Genetic damage in coal and uranium miners


Mining has a direct impact on the environment and on the health of miners and is considered one of the most hazardous occupations worldwide. Miners are exposed to several occupational health risks, including genotoxic substances, which may cause adverse health effects, such as cancer. This review summarizes the relation between DNA damage and mining activities, focusing on coal and uranium miners. The search was performed using electronic databases, including original surveys reporting genetic damage in miners. Additionally, a temporal bibliometric analysis was performed using an electronic database to create a map of cooccurrence terms. The majority of studies were performed with regard to occupational exposure to coal, whereas genetic damage was assessed mainly through chromosomal aberrations (CAs), micronuclei (MNs) and comet assays. The bibliometric analysis demonstrated associations of coal exposure with silicosis and pneumoconiosis, uranium miners with lung cancer and tumors and some associated factors, such as age, smoking, working time and exposure to radiation. Significantly higher DNA damage in miners compared to nonexposed groups was observed in most of the studies.

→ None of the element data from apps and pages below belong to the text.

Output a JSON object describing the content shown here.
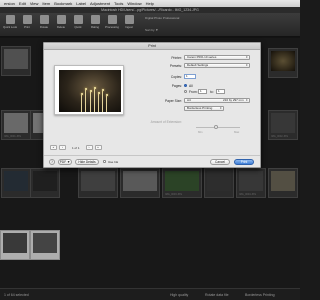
{
  "menubar": {
    "items": [
      "ersion",
      "Edit",
      "View",
      "Item",
      "Bookmark",
      "Label",
      "Adjustment",
      "Tools",
      "Window",
      "Help"
    ]
  },
  "window": {
    "title": "Macintosh HD/Users/...pg/Pictures/.../Ricardo - IMG_1234.JPG"
  },
  "toolbar": {
    "buttons": [
      {
        "label": "Quick Look",
        "icon": "eye-icon"
      },
      {
        "label": "Print",
        "icon": "printer-icon"
      },
      {
        "label": "Rotate",
        "icon": "rotate-icon"
      },
      {
        "label": "Delete",
        "icon": "trash-icon"
      },
      {
        "label": "Quick",
        "icon": "lightning-icon"
      },
      {
        "label": "Rating",
        "icon": "star-icon"
      },
      {
        "label": "Processing",
        "icon": "gear-icon"
      },
      {
        "label": "Ingest",
        "icon": "import-icon"
      }
    ],
    "status_text": "Digital Photo Professional",
    "sort_text": "Sort by ▼"
  },
  "dialog": {
    "title": "Print",
    "printer_label": "Printer:",
    "printer_value": "Canon PRO-10 series",
    "presets_label": "Presets:",
    "presets_value": "Default Settings",
    "copies_label": "Copies:",
    "copies_value": "1",
    "pages_label": "Pages:",
    "pages_all": "All",
    "pages_from": "From:",
    "pages_from_value": "1",
    "pages_to": "to:",
    "pages_to_value": "1",
    "paper_size_label": "Paper Size:",
    "paper_size_value": "A4",
    "paper_size_dims": "210 by 297 mm",
    "borderless": "Borderless Printing",
    "extension_label": "Amount of Extension:",
    "slider_min": "Min",
    "slider_max": "Max",
    "page_indicator": "1 of 1",
    "help_label": "?",
    "pdf_label": "PDF ▼",
    "hide_details": "Hide Details",
    "use_ink": "Use Ink",
    "cancel": "Cancel",
    "print": "Print"
  },
  "grid": {
    "captions": [
      "IMG_0001.JPG",
      "IMG_0002.JPG",
      "IMG_0003.JPG",
      "IMG_0004.JPG"
    ]
  },
  "statusbar": {
    "left": "1 of 64 selected",
    "middle": "High quality",
    "right1": "Rotate data file",
    "right2": "Borderless Printing"
  },
  "colors": {
    "accent": "#3f7fd8",
    "dialog_bg": "#e7e7e7",
    "app_bg": "#202020"
  }
}
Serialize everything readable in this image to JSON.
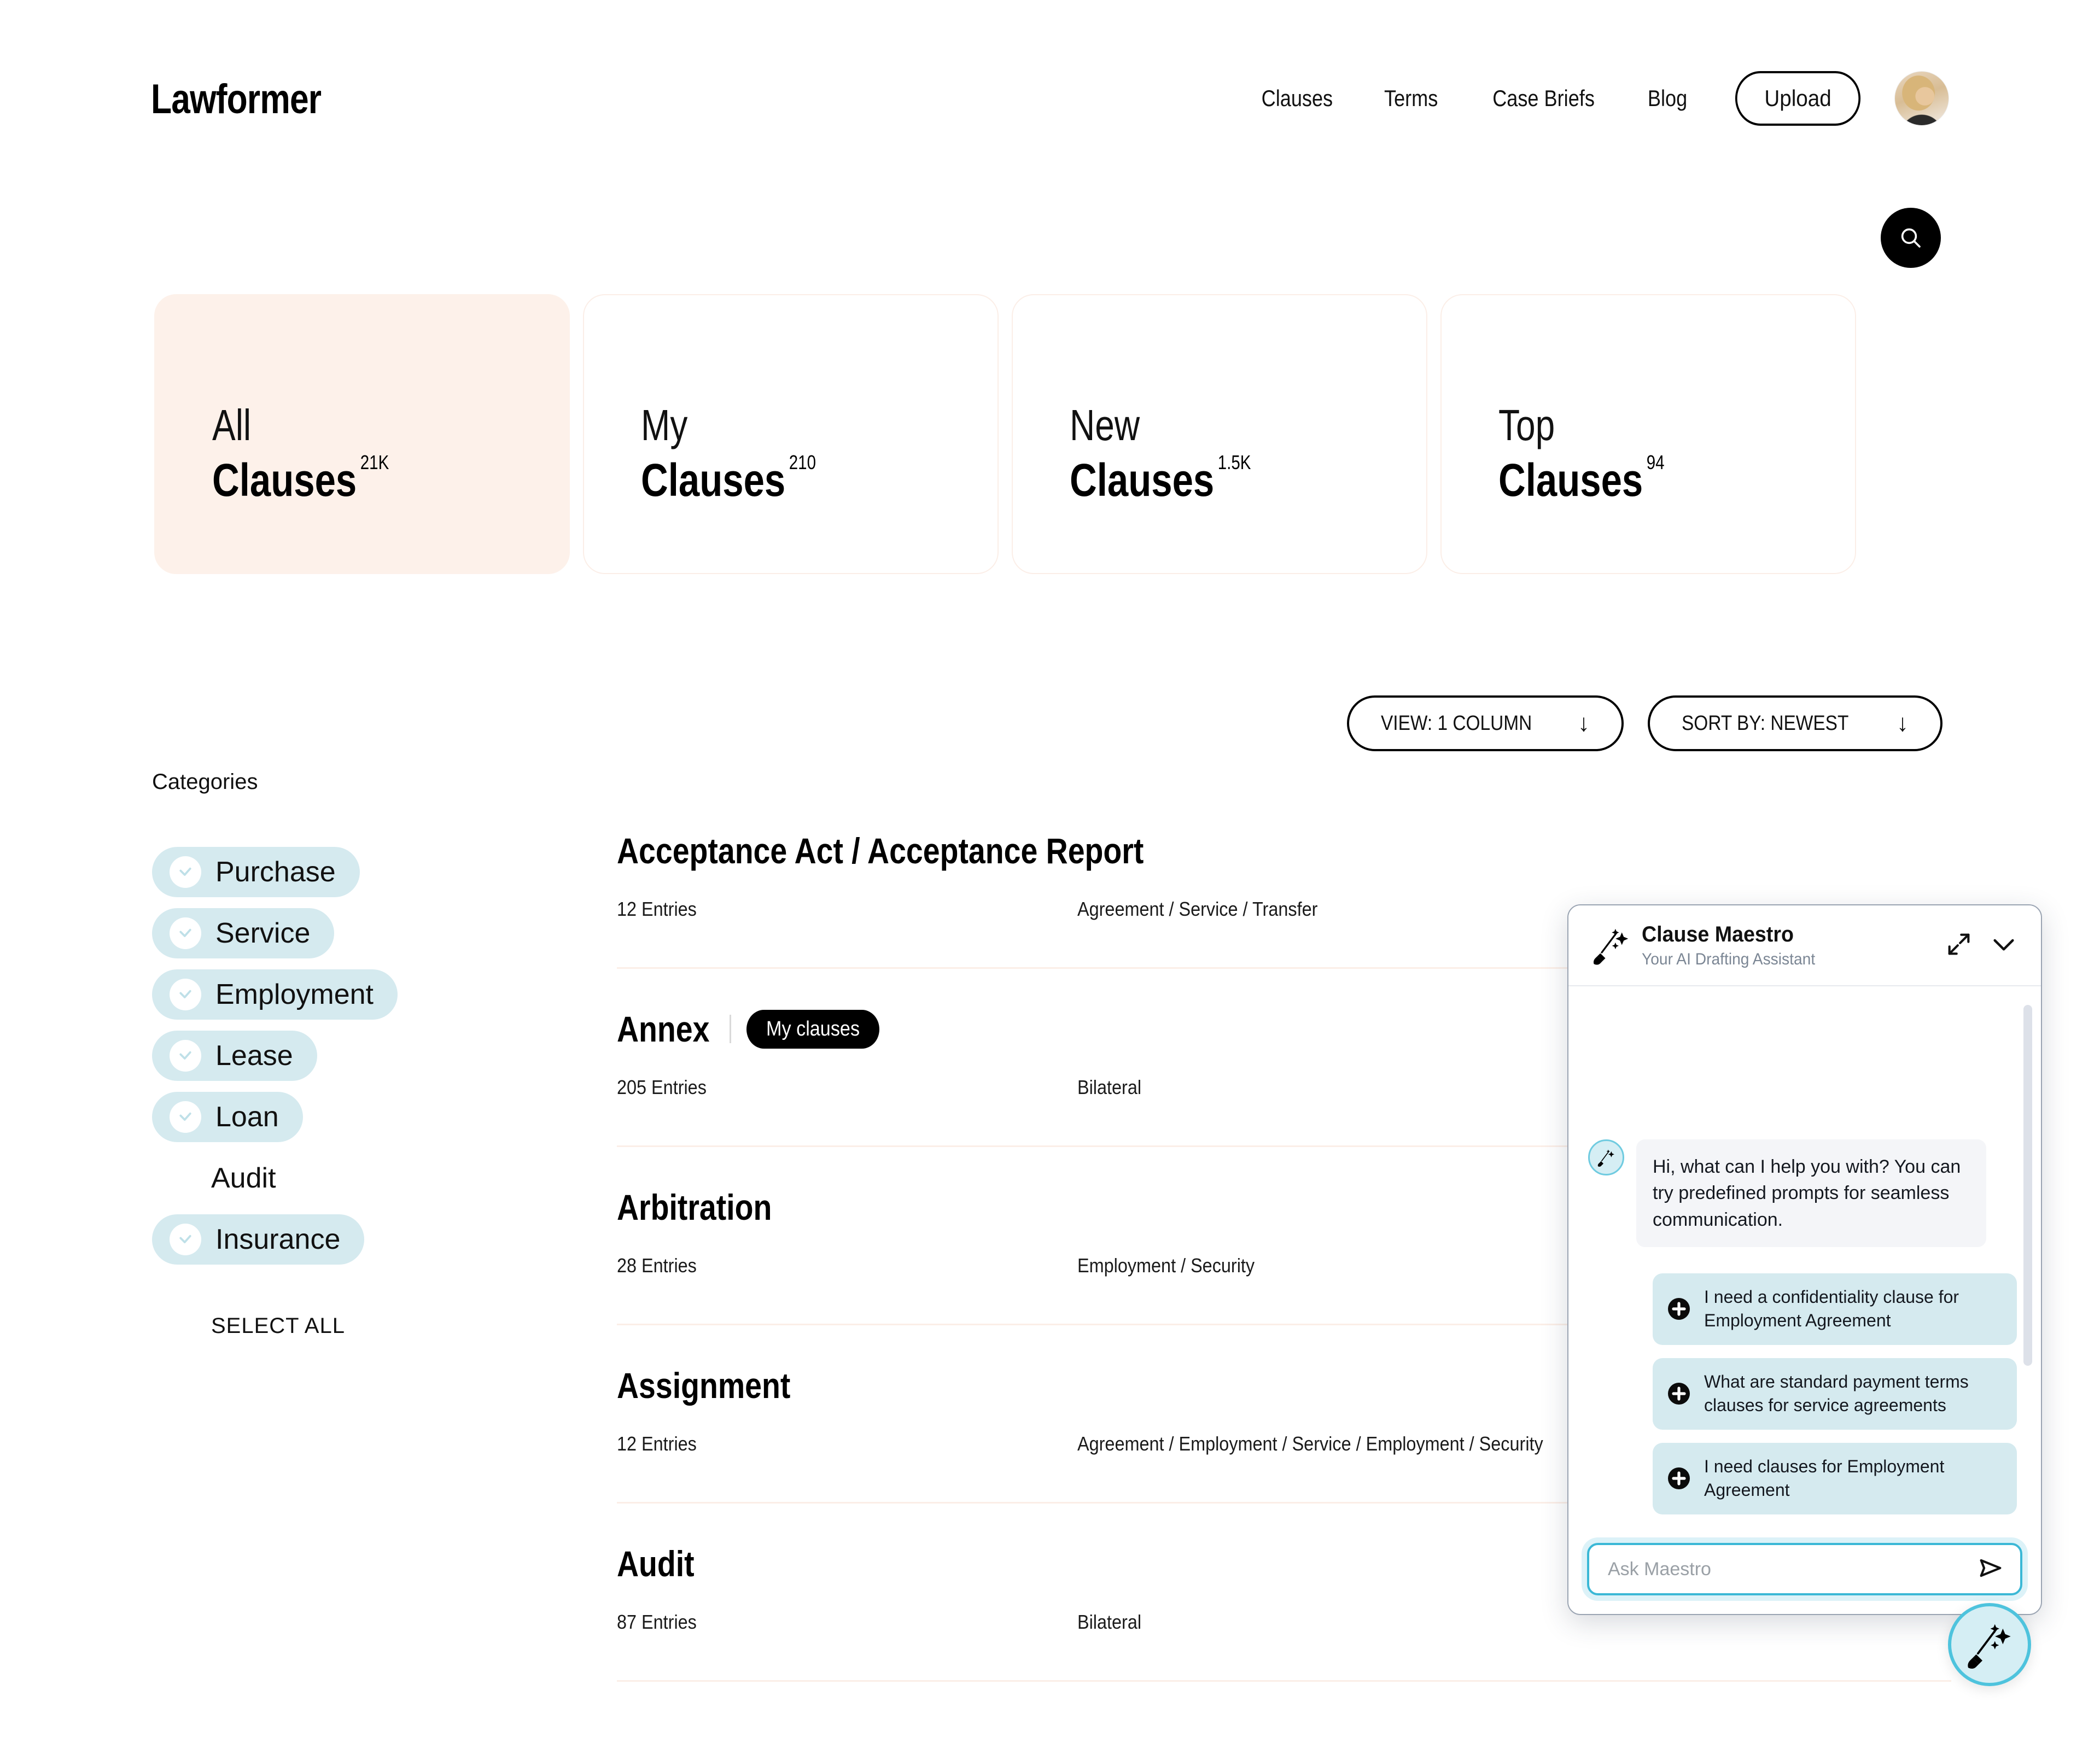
{
  "header": {
    "logo": "Lawformer",
    "nav": [
      {
        "label": "Clauses"
      },
      {
        "label": "Terms"
      },
      {
        "label": "Case Briefs"
      },
      {
        "label": "Blog"
      }
    ],
    "upload_label": "Upload",
    "avatar_alt": "User avatar"
  },
  "search": {
    "icon": "search-icon"
  },
  "cards": [
    {
      "line1": "All",
      "line2": "Clauses",
      "count": "21K",
      "active": true
    },
    {
      "line1": "My",
      "line2": "Clauses",
      "count": "210",
      "active": false
    },
    {
      "line1": "New",
      "line2": "Clauses",
      "count": "1.5K",
      "active": false
    },
    {
      "line1": "Top",
      "line2": "Clauses",
      "count": "94",
      "active": false
    }
  ],
  "controls": {
    "view": {
      "label": "VIEW: 1 COLUMN",
      "arrow": "↓"
    },
    "sort": {
      "label": "SORT BY: NEWEST",
      "arrow": "↓"
    }
  },
  "sidebar": {
    "title": "Categories",
    "select_all": "SELECT ALL",
    "items": [
      {
        "label": "Purchase",
        "selected": true
      },
      {
        "label": "Service",
        "selected": true
      },
      {
        "label": "Employment",
        "selected": true
      },
      {
        "label": "Lease",
        "selected": true
      },
      {
        "label": "Loan",
        "selected": true
      },
      {
        "label": "Audit",
        "selected": false
      },
      {
        "label": "Insurance",
        "selected": true
      }
    ]
  },
  "clauses": [
    {
      "title": "Acceptance Act / Acceptance Report",
      "badge": "",
      "entries": "12 Entries",
      "tags": "Agreement / Service / Transfer"
    },
    {
      "title": "Annex",
      "badge": "My clauses",
      "entries": "205 Entries",
      "tags": "Bilateral"
    },
    {
      "title": "Arbitration",
      "badge": "",
      "entries": "28 Entries",
      "tags": "Employment / Security"
    },
    {
      "title": "Assignment",
      "badge": "",
      "entries": "12 Entries",
      "tags": "Agreement / Employment / Service / Employment / Security"
    },
    {
      "title": "Audit",
      "badge": "",
      "entries": "87 Entries",
      "tags": "Bilateral"
    }
  ],
  "chat": {
    "title": "Clause Maestro",
    "subtitle": "Your AI Drafting Assistant",
    "expand_icon": "expand-icon",
    "collapse_icon": "chevron-down-icon",
    "message": "Hi, what can I help you with? You can try predefined prompts for seamless communication.",
    "suggestions": [
      "I need a confidentiality clause for Employment Agreement",
      "What are standard payment terms clauses for service agreements",
      "I need clauses for Employment Agreement"
    ],
    "input_placeholder": "Ask Maestro",
    "input_value": "",
    "send_icon": "send-icon"
  },
  "fab": {
    "icon": "maestro-wand-icon"
  },
  "colors": {
    "accent_peach": "#fdf1ea",
    "accent_blue": "#d5eaef",
    "cyan": "#3bb8d6",
    "black": "#000000",
    "divider": "#fbeee7"
  }
}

The timeline reveals that classic biomarkers (comet assay, micronucleus test and chromosomal aberrations) are still important tools to assess genotoxic/mutagenic damage in occupationally exposed miners; however, newer studies concerning genetic polymorphisms and epigenetic changes in miners are being conducted. A major challenge is to investigate further associations between miners and DNA damage and to encourage further studies with miners of other types of ores.

Authors: Flavio Manoel Rodrigues da Silva Júnior, Ronan Adler Tavella, Caroline Lopes Feijo Fernandes, Marina Dos Santos
; Full Source: Mutation research 2021 Jun;866:503348. doi: 10.1016/j.mrgentox.2021.503348.